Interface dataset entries

----

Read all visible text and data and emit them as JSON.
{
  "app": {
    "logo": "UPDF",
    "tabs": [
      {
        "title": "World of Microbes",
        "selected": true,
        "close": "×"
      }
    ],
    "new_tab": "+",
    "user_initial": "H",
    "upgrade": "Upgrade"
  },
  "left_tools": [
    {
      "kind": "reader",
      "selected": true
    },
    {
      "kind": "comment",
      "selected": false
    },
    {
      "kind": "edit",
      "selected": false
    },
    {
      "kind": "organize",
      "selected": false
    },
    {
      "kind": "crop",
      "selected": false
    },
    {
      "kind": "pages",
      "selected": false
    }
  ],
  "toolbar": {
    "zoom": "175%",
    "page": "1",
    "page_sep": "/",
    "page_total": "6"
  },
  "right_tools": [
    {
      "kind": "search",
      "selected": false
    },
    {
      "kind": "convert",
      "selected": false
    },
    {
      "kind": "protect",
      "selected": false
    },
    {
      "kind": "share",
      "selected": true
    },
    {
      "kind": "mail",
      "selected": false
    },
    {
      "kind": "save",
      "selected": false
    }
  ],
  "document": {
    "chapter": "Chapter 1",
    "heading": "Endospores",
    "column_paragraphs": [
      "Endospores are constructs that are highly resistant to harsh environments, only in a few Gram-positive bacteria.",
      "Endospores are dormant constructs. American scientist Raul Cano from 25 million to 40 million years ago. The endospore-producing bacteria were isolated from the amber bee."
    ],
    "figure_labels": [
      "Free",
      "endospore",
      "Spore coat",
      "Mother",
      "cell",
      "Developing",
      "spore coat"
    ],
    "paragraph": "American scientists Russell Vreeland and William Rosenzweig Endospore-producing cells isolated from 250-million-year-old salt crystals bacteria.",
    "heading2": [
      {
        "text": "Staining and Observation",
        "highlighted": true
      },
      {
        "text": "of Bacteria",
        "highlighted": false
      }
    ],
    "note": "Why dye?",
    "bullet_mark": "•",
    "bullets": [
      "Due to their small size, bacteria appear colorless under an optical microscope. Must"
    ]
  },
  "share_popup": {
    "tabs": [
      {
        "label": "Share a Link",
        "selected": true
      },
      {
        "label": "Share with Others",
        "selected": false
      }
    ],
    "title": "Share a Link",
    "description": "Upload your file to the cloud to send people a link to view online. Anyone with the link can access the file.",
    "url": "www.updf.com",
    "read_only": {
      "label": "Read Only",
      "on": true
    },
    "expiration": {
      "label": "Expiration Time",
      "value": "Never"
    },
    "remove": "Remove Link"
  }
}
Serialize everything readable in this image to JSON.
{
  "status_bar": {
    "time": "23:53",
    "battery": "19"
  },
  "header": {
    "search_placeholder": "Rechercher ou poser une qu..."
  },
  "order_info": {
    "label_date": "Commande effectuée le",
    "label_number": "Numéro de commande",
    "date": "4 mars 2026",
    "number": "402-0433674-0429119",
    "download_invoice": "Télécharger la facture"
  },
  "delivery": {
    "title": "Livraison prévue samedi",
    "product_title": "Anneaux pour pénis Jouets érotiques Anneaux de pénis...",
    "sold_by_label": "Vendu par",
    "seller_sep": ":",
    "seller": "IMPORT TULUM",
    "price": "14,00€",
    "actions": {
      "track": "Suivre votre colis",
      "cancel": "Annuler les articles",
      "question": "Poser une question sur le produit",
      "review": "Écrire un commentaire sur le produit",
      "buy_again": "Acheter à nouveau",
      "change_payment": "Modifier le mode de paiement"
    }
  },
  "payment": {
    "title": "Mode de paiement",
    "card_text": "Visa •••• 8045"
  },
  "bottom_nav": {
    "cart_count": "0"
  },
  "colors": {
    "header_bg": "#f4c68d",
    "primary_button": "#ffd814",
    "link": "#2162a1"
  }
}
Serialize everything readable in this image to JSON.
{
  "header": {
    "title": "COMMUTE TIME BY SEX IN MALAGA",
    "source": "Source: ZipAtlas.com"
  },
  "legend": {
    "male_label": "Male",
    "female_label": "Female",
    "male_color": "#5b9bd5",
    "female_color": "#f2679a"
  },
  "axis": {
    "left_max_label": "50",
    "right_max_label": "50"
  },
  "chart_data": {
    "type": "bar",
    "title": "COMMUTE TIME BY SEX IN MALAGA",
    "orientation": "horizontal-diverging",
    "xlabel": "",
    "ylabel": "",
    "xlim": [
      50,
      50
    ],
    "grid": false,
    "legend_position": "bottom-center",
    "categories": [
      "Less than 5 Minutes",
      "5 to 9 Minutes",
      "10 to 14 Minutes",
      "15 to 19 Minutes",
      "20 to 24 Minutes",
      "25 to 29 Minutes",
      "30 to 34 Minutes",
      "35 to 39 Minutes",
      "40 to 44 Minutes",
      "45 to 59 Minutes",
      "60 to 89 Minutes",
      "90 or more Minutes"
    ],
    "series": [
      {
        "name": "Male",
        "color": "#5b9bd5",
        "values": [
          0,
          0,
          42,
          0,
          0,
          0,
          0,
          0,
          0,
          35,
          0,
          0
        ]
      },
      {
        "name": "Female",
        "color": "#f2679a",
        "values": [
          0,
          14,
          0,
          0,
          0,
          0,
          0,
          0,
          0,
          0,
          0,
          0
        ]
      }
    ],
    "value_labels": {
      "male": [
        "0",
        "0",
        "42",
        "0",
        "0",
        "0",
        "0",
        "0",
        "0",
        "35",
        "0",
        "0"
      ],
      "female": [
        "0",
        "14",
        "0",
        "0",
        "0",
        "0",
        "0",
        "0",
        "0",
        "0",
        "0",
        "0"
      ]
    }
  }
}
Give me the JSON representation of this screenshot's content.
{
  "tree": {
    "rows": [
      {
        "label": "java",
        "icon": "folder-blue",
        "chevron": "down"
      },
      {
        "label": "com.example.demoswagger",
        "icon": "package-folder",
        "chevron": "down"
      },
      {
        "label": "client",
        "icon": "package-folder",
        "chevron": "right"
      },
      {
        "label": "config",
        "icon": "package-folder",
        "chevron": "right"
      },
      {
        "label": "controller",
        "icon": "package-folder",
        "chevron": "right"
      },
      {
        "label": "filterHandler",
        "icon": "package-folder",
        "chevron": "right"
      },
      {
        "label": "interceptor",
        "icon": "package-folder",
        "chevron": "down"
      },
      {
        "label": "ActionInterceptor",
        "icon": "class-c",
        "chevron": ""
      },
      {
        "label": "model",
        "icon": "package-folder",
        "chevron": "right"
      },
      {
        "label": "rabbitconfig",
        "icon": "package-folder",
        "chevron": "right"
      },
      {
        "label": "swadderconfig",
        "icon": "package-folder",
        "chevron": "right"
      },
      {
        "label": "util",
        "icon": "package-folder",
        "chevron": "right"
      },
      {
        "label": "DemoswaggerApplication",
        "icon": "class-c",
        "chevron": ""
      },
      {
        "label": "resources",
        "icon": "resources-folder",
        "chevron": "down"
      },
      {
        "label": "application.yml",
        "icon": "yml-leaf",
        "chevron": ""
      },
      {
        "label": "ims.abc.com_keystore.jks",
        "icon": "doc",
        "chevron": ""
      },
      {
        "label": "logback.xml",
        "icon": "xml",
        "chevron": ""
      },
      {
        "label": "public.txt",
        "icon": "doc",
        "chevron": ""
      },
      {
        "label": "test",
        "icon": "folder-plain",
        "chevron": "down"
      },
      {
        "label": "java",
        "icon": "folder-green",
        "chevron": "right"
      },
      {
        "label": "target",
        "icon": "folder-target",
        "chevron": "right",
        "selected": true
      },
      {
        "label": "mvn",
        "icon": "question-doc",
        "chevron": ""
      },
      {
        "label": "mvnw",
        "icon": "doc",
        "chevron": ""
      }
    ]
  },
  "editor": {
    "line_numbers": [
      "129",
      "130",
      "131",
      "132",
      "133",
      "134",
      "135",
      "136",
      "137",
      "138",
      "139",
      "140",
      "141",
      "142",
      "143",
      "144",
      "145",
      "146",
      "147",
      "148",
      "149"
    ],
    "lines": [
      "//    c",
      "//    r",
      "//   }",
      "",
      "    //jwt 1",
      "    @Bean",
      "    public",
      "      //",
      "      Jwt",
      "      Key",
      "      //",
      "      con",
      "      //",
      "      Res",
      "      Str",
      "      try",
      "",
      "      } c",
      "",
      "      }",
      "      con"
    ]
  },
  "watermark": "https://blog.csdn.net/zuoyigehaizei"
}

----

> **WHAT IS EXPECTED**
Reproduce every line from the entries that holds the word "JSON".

> **PROBLEM SOLUTION**
Read all visible text and data and emit them as JSON.
Serialize everything readable in this image to JSON.
Serialize everything readable in this image to JSON.
Give me the JSON representation of this screenshot's content.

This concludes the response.